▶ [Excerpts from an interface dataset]
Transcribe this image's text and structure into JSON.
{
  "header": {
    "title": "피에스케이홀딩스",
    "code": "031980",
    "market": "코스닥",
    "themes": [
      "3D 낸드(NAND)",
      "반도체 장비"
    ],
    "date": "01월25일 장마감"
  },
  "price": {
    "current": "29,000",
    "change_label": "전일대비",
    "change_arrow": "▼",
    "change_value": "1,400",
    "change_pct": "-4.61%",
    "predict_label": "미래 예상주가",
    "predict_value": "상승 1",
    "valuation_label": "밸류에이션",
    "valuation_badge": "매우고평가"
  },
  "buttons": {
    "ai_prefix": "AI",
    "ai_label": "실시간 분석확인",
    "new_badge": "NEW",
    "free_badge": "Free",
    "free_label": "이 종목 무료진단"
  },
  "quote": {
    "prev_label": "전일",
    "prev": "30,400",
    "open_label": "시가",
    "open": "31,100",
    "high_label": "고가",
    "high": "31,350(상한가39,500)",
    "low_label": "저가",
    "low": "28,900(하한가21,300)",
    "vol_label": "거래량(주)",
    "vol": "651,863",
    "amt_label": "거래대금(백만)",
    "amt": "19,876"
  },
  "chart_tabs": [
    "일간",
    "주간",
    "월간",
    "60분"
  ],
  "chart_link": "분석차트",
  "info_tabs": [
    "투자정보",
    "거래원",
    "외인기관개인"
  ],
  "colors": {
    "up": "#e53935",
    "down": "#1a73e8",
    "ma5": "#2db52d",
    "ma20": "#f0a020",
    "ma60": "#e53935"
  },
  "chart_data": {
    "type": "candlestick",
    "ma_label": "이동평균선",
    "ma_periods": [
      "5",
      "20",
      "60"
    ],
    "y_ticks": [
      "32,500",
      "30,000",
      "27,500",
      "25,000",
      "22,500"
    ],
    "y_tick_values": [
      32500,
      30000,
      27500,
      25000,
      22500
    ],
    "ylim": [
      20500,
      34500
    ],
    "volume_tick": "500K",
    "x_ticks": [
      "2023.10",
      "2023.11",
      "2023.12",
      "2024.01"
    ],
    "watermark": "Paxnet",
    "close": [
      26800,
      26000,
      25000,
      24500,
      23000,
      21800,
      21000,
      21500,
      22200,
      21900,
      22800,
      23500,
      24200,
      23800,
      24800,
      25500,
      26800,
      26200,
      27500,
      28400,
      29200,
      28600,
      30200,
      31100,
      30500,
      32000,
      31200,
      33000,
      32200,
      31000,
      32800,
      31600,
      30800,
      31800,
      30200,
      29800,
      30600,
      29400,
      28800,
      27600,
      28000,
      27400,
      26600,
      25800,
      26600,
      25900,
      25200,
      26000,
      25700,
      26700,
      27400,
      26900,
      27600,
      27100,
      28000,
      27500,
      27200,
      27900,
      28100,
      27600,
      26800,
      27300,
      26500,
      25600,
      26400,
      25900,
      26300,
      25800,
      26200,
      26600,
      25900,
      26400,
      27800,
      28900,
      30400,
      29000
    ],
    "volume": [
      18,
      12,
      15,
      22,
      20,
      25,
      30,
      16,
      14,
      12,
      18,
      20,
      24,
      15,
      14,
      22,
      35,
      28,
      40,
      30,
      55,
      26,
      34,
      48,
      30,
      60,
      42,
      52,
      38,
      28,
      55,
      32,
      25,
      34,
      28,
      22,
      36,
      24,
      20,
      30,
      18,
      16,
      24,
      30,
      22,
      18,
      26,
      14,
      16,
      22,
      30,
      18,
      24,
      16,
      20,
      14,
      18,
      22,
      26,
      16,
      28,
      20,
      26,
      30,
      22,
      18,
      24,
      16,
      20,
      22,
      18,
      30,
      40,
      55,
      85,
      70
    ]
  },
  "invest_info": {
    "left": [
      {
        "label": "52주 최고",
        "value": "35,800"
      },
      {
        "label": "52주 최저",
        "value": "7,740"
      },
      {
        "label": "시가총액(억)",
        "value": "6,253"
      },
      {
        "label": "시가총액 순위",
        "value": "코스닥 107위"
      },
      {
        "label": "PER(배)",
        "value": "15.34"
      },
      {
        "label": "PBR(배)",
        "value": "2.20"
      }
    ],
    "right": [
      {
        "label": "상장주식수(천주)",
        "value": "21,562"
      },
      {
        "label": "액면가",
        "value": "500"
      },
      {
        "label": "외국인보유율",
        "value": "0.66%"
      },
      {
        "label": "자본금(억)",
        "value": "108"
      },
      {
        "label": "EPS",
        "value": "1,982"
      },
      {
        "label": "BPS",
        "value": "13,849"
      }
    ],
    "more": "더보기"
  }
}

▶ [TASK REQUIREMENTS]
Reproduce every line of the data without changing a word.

▶ [RESPONSE BELOW]
Transcribe this image's text and structure into JSON.
{
  "header": {
    "title": "피에스케이홀딩스",
    "code": "031980",
    "market": "코스닥",
    "themes": [
      "3D 낸드(NAND)",
      "반도체 장비"
    ],
    "date": "01월25일 장마감"
  },
  "price": {
    "current": "29,000",
    "change_label": "전일대비",
    "change_arrow": "▼",
    "change_value": "1,400",
    "change_pct": "-4.61%",
    "predict_label": "미래 예상주가",
    "predict_value": "상승 1",
    "valuation_label": "밸류에이션",
    "valuation_badge": "매우고평가"
  },
  "buttons": {
    "ai_prefix": "AI",
    "ai_label": "실시간 분석확인",
    "new_badge": "NEW",
    "free_badge": "Free",
    "free_label": "이 종목 무료진단"
  },
  "quote": {
    "prev_label": "전일",
    "prev": "30,400",
    "open_label": "시가",
    "open": "31,100",
    "high_label": "고가",
    "high": "31,350(상한가39,500)",
    "low_label": "저가",
    "low": "28,900(하한가21,300)",
    "vol_label": "거래량(주)",
    "vol": "651,863",
    "amt_label": "거래대금(백만)",
    "amt": "19,876"
  },
  "chart_tabs": [
    "일간",
    "주간",
    "월간",
    "60분"
  ],
  "chart_link": "분석차트",
  "info_tabs": [
    "투자정보",
    "거래원",
    "외인기관개인"
  ],
  "colors": {
    "up": "#e53935",
    "down": "#1a73e8",
    "ma5": "#2db52d",
    "ma20": "#f0a020",
    "ma60": "#e53935"
  },
  "chart_data": {
    "type": "candlestick",
    "ma_label": "이동평균선",
    "ma_periods": [
      "5",
      "20",
      "60"
    ],
    "y_ticks": [
      "32,500",
      "30,000",
      "27,500",
      "25,000",
      "22,500"
    ],
    "y_tick_values": [
      32500,
      30000,
      27500,
      25000,
      22500
    ],
    "ylim": [
      20500,
      34500
    ],
    "volume_tick": "500K",
    "x_ticks": [
      "2023.10",
      "2023.11",
      "2023.12",
      "2024.01"
    ],
    "watermark": "Paxnet",
    "close": [
      26800,
      26000,
      25000,
      24500,
      23000,
      21800,
      21000,
      21500,
      22200,
      21900,
      22800,
      23500,
      24200,
      23800,
      24800,
      25500,
      26800,
      26200,
      27500,
      28400,
      29200,
      28600,
      30200,
      31100,
      30500,
      32000,
      31200,
      33000,
      32200,
      31000,
      32800,
      31600,
      30800,
      31800,
      30200,
      29800,
      30600,
      29400,
      28800,
      27600,
      28000,
      27400,
      26600,
      25800,
      26600,
      25900,
      25200,
      26000,
      25700,
      26700,
      27400,
      26900,
      27600,
      27100,
      28000,
      27500,
      27200,
      27900,
      28100,
      27600,
      26800,
      27300,
      26500,
      25600,
      26400,
      25900,
      26300,
      25800,
      26200,
      26600,
      25900,
      26400,
      27800,
      28900,
      30400,
      29000
    ],
    "volume": [
      18,
      12,
      15,
      22,
      20,
      25,
      30,
      16,
      14,
      12,
      18,
      20,
      24,
      15,
      14,
      22,
      35,
      28,
      40,
      30,
      55,
      26,
      34,
      48,
      30,
      60,
      42,
      52,
      38,
      28,
      55,
      32,
      25,
      34,
      28,
      22,
      36,
      24,
      20,
      30,
      18,
      16,
      24,
      30,
      22,
      18,
      26,
      14,
      16,
      22,
      30,
      18,
      24,
      16,
      20,
      14,
      18,
      22,
      26,
      16,
      28,
      20,
      26,
      30,
      22,
      18,
      24,
      16,
      20,
      22,
      18,
      30,
      40,
      55,
      85,
      70
    ]
  },
  "invest_info": {
    "left": [
      {
        "label": "52주 최고",
        "value": "35,800"
      },
      {
        "label": "52주 최저",
        "value": "7,740"
      },
      {
        "label": "시가총액(억)",
        "value": "6,253"
      },
      {
        "label": "시가총액 순위",
        "value": "코스닥 107위"
      },
      {
        "label": "PER(배)",
        "value": "15.34"
      },
      {
        "label": "PBR(배)",
        "value": "2.20"
      }
    ],
    "right": [
      {
        "label": "상장주식수(천주)",
        "value": "21,562"
      },
      {
        "label": "액면가",
        "value": "500"
      },
      {
        "label": "외국인보유율",
        "value": "0.66%"
      },
      {
        "label": "자본금(억)",
        "value": "108"
      },
      {
        "label": "EPS",
        "value": "1,982"
      },
      {
        "label": "BPS",
        "value": "13,849"
      }
    ],
    "more": "더보기"
  }
}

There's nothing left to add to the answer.